I’ve had about 10 partners. Not everyone has known I am a trans woman. No one who hasn’t already known has guessed. I was going out with a man from a group of friends from my church. It became more serious and he moved in with me. All was well. I thought he knew, although I’d never told him. I thought it was my business, it was so personal. It became more difficult to tell him. He made a reference to getting married and having children, and I thought, “Oh hell, I’ve got to tell him”. So I sat him down and brought the subject up. He went bananas. He called me a freak, he punched me, he broke my nose, broke a number of ribs. I was black and blue. That was the first time I had suffered from male physical violence. It put me off men for a number of years. I was asexual for a time. I felt I couldn’t have a relationship with a guy because I didn’t know when the next punch was going to come.

Breasts are an integral part of my identity as a woman and of my sexuality. I have a very high level of sexual pleasure from my breasts, they are very, very erogenous. They are the outward sign of my femaleness and I love the fact that when I am in bed with a guy he will be attracted to them. That in itself makes me feel more feminine. I get this sort of hotline between my breasts and my vagina, and my whole body starts to glow and the desire increases. Whereas, if he was solely interested in my vagina I don’t think I would be turned on to the same extent. Breasts are an essential part of my foreplay.

When I finally got my breasts it was like winning the lottery. I was so pleased. I’ve got the complete picture now. I’m so proud of them. I love them.

Support “Bare Reality” on Kickstarter, and pre-order your copy of the book. £1.00 from every book sold will be donated to Breast Cancer UK

The New Statesman is publishing several stories from Bare Reality this month.

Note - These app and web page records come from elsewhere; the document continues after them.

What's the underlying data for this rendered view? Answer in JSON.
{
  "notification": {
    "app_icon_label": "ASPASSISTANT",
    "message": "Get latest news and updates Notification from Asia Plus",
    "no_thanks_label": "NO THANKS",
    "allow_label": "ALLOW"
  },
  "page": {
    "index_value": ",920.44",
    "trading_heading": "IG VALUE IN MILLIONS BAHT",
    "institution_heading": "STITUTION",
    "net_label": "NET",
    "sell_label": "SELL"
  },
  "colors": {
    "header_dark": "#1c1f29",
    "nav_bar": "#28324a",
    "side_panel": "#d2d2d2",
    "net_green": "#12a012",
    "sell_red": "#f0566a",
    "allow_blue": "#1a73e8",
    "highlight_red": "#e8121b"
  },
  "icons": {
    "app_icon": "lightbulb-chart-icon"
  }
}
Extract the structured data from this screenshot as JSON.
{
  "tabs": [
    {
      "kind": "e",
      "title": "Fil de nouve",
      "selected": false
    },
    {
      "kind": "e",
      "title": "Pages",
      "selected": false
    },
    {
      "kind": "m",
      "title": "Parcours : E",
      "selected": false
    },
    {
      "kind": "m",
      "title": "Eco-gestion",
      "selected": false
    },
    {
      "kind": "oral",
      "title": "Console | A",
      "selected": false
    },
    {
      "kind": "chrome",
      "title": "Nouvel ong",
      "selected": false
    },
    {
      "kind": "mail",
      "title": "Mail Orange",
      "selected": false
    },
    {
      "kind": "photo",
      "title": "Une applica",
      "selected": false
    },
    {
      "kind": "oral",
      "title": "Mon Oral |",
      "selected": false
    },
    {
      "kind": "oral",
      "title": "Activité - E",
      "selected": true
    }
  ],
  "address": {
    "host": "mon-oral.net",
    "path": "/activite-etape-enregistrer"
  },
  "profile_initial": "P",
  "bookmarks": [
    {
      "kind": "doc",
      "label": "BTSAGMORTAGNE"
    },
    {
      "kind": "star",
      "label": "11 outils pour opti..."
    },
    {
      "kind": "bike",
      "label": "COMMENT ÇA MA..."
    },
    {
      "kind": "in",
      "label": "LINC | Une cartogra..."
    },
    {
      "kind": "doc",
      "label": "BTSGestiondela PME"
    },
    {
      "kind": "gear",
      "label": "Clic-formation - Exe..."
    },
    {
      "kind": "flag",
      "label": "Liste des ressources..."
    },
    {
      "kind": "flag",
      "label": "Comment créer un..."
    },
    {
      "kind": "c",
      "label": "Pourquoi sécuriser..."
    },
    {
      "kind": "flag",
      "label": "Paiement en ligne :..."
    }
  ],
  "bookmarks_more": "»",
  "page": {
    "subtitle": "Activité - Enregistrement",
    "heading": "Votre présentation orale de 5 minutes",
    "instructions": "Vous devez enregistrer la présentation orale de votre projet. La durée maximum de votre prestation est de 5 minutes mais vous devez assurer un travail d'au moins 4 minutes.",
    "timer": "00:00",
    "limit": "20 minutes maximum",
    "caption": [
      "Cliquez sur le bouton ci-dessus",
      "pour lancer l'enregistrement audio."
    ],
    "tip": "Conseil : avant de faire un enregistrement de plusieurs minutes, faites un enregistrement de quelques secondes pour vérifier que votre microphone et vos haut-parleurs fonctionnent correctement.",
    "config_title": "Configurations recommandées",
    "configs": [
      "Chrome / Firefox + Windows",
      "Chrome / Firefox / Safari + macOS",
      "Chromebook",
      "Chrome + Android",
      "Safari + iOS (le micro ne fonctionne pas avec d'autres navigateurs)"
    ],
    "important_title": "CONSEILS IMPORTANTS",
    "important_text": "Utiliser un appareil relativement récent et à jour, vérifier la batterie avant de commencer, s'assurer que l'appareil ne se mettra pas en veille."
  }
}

Bookmark this page for the next installment and to read the project so far.